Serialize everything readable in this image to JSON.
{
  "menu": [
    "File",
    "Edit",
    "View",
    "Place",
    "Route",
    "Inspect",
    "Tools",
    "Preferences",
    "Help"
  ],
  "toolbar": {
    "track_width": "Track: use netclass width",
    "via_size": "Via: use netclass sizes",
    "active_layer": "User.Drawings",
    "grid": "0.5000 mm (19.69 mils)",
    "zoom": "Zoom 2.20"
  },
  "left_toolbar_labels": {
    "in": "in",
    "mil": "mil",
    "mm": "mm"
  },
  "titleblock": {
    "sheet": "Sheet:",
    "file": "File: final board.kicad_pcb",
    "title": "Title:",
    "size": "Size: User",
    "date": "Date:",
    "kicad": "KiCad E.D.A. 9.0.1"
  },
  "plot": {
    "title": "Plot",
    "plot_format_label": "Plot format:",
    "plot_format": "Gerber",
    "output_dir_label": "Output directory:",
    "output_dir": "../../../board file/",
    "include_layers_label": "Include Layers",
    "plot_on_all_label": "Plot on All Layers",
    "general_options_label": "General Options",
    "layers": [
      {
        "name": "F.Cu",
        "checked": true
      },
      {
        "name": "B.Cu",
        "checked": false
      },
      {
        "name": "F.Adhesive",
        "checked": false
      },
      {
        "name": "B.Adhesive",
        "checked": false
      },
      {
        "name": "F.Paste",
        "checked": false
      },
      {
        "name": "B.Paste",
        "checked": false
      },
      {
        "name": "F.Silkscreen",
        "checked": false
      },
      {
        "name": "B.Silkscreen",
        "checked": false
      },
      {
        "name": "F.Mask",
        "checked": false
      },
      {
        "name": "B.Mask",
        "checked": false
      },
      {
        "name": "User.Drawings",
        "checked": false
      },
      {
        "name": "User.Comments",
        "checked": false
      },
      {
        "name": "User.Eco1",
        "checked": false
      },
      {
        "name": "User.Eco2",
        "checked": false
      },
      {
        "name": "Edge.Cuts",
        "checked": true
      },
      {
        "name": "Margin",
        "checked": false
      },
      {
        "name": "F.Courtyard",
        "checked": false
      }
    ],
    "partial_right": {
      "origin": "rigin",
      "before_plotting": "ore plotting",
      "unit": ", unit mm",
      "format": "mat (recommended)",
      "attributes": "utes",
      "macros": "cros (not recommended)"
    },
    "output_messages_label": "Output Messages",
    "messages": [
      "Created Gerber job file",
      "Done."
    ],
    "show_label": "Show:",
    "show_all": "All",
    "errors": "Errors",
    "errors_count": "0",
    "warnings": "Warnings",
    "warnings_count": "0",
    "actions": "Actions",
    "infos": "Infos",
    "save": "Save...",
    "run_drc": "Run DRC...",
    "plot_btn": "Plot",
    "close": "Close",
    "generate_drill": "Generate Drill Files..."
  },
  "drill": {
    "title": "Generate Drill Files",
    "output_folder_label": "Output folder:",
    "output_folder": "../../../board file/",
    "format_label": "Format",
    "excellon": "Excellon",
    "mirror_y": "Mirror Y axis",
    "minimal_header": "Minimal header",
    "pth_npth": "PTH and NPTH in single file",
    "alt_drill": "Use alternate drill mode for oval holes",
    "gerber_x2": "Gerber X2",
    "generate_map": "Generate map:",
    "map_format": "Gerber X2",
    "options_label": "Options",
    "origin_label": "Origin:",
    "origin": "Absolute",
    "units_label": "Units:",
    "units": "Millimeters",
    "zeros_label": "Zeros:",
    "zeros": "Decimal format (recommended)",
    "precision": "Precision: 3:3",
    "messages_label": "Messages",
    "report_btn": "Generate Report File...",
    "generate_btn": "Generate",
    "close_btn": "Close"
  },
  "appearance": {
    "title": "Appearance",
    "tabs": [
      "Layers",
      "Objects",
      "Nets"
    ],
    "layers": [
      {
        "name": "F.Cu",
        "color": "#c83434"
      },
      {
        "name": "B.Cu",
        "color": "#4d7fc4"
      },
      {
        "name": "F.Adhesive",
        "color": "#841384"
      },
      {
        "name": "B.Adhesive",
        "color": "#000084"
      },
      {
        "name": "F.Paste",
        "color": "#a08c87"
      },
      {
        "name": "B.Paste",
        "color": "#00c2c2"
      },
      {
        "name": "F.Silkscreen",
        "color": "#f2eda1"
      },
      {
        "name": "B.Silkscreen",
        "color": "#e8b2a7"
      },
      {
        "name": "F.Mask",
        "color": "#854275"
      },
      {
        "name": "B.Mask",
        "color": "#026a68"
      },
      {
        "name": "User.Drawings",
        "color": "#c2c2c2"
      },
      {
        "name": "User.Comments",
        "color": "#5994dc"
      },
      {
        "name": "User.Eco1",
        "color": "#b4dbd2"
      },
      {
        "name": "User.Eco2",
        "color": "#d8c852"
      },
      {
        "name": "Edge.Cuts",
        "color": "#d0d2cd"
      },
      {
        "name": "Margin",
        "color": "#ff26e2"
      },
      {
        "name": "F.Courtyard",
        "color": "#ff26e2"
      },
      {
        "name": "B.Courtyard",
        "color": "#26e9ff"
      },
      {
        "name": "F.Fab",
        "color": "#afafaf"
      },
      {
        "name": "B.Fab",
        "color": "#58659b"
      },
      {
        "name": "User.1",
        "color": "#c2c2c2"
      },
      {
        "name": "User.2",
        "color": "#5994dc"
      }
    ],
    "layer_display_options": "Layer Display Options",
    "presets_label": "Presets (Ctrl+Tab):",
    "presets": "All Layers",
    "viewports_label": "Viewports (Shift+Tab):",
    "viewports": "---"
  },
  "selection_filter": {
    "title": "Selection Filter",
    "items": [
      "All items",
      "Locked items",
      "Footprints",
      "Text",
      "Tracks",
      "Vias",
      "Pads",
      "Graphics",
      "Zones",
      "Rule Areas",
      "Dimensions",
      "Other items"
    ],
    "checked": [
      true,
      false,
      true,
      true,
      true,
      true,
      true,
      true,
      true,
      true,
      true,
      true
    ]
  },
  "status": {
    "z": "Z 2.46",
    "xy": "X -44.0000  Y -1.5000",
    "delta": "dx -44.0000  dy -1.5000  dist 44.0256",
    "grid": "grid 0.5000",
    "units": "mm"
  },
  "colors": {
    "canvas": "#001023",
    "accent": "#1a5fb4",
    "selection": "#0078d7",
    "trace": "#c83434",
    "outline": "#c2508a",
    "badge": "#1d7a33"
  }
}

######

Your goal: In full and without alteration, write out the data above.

Solved exercise:
Serialize everything readable in this image to JSON.
{
  "menu": [
    "File",
    "Edit",
    "View",
    "Place",
    "Route",
    "Inspect",
    "Tools",
    "Preferences",
    "Help"
  ],
  "toolbar": {
    "track_width": "Track: use netclass width",
    "via_size": "Via: use netclass sizes",
    "active_layer": "User.Drawings",
    "grid": "0.5000 mm (19.69 mils)",
    "zoom": "Zoom 2.20"
  },
  "left_toolbar_labels": {
    "in": "in",
    "mil": "mil",
    "mm": "mm"
  },
  "titleblock": {
    "sheet": "Sheet:",
    "file": "File: final board.kicad_pcb",
    "title": "Title:",
    "size": "Size: User",
    "date": "Date:",
    "kicad": "KiCad E.D.A. 9.0.1"
  },
  "plot": {
    "title": "Plot",
    "plot_format_label": "Plot format:",
    "plot_format": "Gerber",
    "output_dir_label": "Output directory:",
    "output_dir": "../../../board file/",
    "include_layers_label": "Include Layers",
    "plot_on_all_label": "Plot on All Layers",
    "general_options_label": "General Options",
    "layers": [
      {
        "name": "F.Cu",
        "checked": true
      },
      {
        "name": "B.Cu",
        "checked": false
      },
      {
        "name": "F.Adhesive",
        "checked": false
      },
      {
        "name": "B.Adhesive",
        "checked": false
      },
      {
        "name": "F.Paste",
        "checked": false
      },
      {
        "name": "B.Paste",
        "checked": false
      },
      {
        "name": "F.Silkscreen",
        "checked": false
      },
      {
        "name": "B.Silkscreen",
        "checked": false
      },
      {
        "name": "F.Mask",
        "checked": false
      },
      {
        "name": "B.Mask",
        "checked": false
      },
      {
        "name": "User.Drawings",
        "checked": false
      },
      {
        "name": "User.Comments",
        "checked": false
      },
      {
        "name": "User.Eco1",
        "checked": false
      },
      {
        "name": "User.Eco2",
        "checked": false
      },
      {
        "name": "Edge.Cuts",
        "checked": true
      },
      {
        "name": "Margin",
        "checked": false
      },
      {
        "name": "F.Courtyard",
        "checked": false
      }
    ],
    "partial_right": {
      "origin": "rigin",
      "before_plotting": "ore plotting",
      "unit": ", unit mm",
      "format": "mat (recommended)",
      "attributes": "utes",
      "macros": "cros (not recommended)"
    },
    "output_messages_label": "Output Messages",
    "messages": [
      "Created Gerber job file",
      "Done."
    ],
    "show_label": "Show:",
    "show_all": "All",
    "errors": "Errors",
    "errors_count": "0",
    "warnings": "Warnings",
    "warnings_count": "0",
    "actions": "Actions",
    "infos": "Infos",
    "save": "Save...",
    "run_drc": "Run DRC...",
    "plot_btn": "Plot",
    "close": "Close",
    "generate_drill": "Generate Drill Files..."
  },
  "drill": {
    "title": "Generate Drill Files",
    "output_folder_label": "Output folder:",
    "output_folder": "../../../board file/",
    "format_label": "Format",
    "excellon": "Excellon",
    "mirror_y": "Mirror Y axis",
    "minimal_header": "Minimal header",
    "pth_npth": "PTH and NPTH in single file",
    "alt_drill": "Use alternate drill mode for oval holes",
    "gerber_x2": "Gerber X2",
    "generate_map": "Generate map:",
    "map_format": "Gerber X2",
    "options_label": "Options",
    "origin_label": "Origin:",
    "origin": "Absolute",
    "units_label": "Units:",
    "units": "Millimeters",
    "zeros_label": "Zeros:",
    "zeros": "Decimal format (recommended)",
    "precision": "Precision: 3:3",
    "messages_label": "Messages",
    "report_btn": "Generate Report File...",
    "generate_btn": "Generate",
    "close_btn": "Close"
  },
  "appearance": {
    "title": "Appearance",
    "tabs": [
      "Layers",
      "Objects",
      "Nets"
    ],
    "layers": [
      {
        "name": "F.Cu",
        "color": "#c83434"
      },
      {
        "name": "B.Cu",
        "color": "#4d7fc4"
      },
      {
        "name": "F.Adhesive",
        "color": "#841384"
      },
      {
        "name": "B.Adhesive",
        "color": "#000084"
      },
      {
        "name": "F.Paste",
        "color": "#a08c87"
      },
      {
        "name": "B.Paste",
        "color": "#00c2c2"
      },
      {
        "name": "F.Silkscreen",
        "color": "#f2eda1"
      },
      {
        "name": "B.Silkscreen",
        "color": "#e8b2a7"
      },
      {
        "name": "F.Mask",
        "color": "#854275"
      },
      {
        "name": "B.Mask",
        "color": "#026a68"
      },
      {
        "name": "User.Drawings",
        "color": "#c2c2c2"
      },
      {
        "name": "User.Comments",
        "color": "#5994dc"
      },
      {
        "name": "User.Eco1",
        "color": "#b4dbd2"
      },
      {
        "name": "User.Eco2",
        "color": "#d8c852"
      },
      {
        "name": "Edge.Cuts",
        "color": "#d0d2cd"
      },
      {
        "name": "Margin",
        "color": "#ff26e2"
      },
      {
        "name": "F.Courtyard",
        "color": "#ff26e2"
      },
      {
        "name": "B.Courtyard",
        "color": "#26e9ff"
      },
      {
        "name": "F.Fab",
        "color": "#afafaf"
      },
      {
        "name": "B.Fab",
        "color": "#58659b"
      },
      {
        "name": "User.1",
        "color": "#c2c2c2"
      },
      {
        "name": "User.2",
        "color": "#5994dc"
      }
    ],
    "layer_display_options": "Layer Display Options",
    "presets_label": "Presets (Ctrl+Tab):",
    "presets": "All Layers",
    "viewports_label": "Viewports (Shift+Tab):",
    "viewports": "---"
  },
  "selection_filter": {
    "title": "Selection Filter",
    "items": [
      "All items",
      "Locked items",
      "Footprints",
      "Text",
      "Tracks",
      "Vias",
      "Pads",
      "Graphics",
      "Zones",
      "Rule Areas",
      "Dimensions",
      "Other items"
    ],
    "checked": [
      true,
      false,
      true,
      true,
      true,
      true,
      true,
      true,
      true,
      true,
      true,
      true
    ]
  },
  "status": {
    "z": "Z 2.46",
    "xy": "X -44.0000  Y -1.5000",
    "delta": "dx -44.0000  dy -1.5000  dist 44.0256",
    "grid": "grid 0.5000",
    "units": "mm"
  },
  "colors": {
    "canvas": "#001023",
    "accent": "#1a5fb4",
    "selection": "#0078d7",
    "trace": "#c83434",
    "outline": "#c2508a",
    "badge": "#1d7a33"
  }
}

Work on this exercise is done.